        Fertilize every year with lawn fertilizer such as 6-12-12 before the new canes emerge. Keep the mulch replenished every year. Compost or well-rotted cow or sheep manure spread liberally over the root area in early spring will get the plants in high gear. An occasional light application of sand will supply the silica bamboos require to strengthen their canes. Once every few years the older less vigorous canes should be removed just below soil level to keep the grove looking fresh. Do not leave a stub above ground, as these can be brutally dangerous to children, pets, feet and knees. The old canes make perfect garden stakes when hung and dried under cover for a few weeks.

Pests
Bamboos are virtually trouble free in Nova Scotia given good cultural practices. A word of warning however; the bamboo mite is a serious problem in some areas of the West Coast and Europe and is very difficult to eradicate once established on the leaves, canes and rhizomes. This pest causes disfigurement of the leaves, and leaves become covered in what appears to be white rectangles areas sapped of chlorophylla by the web covered mites on the leaf undersides. Quarantine all imported bamboos for a year until you are absolutely certain they are pest-free. Should you discover any remove all leaves and burn, briskly rub the canes down with an insecticide soaked pad and apply a soil drench of an improved insecticide. We are lucky to have successfully avoided introduction of these mites so far.

New
These are exciting times for bamboo lovers. As with rhododendrons, a wealth of new high altitude Chinese bamboos are being collected and distributed. It may be some time before these are accurately identified and their hardiness determined. A few fargesias with promise for this area are Fargesia denudata, F. rufa, F. Juizhaigou #1 (especially attractive with reddish canes), F. robusta and host of others. We are presently testing these for hardiness in coastal Nova Scotia.

Ken Shannick is past president of the Atlantic Chapter of the Rhododendron Society of Canada. He owns and operates Insigne Gardens in Halifax and grows specialty and rare plants - hellebores, asarums, bamboos and hard-to-find perennials - for the wholesale trade.

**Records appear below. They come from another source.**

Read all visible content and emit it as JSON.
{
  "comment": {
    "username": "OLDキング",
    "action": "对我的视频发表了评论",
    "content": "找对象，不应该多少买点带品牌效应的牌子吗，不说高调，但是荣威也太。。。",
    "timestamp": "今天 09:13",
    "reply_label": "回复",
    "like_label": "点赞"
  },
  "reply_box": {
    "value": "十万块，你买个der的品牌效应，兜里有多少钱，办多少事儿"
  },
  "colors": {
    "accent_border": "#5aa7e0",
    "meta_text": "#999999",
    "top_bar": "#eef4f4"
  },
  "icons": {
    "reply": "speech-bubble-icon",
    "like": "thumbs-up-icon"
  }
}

Ken also specializes in the design and construction of rhododendron gardens in the metro area.


Volume 57, Number 2
Spring 2003

DLA Ejournal Home | JARS Home | Table of Contents for this issue | Search JARS and other ejournals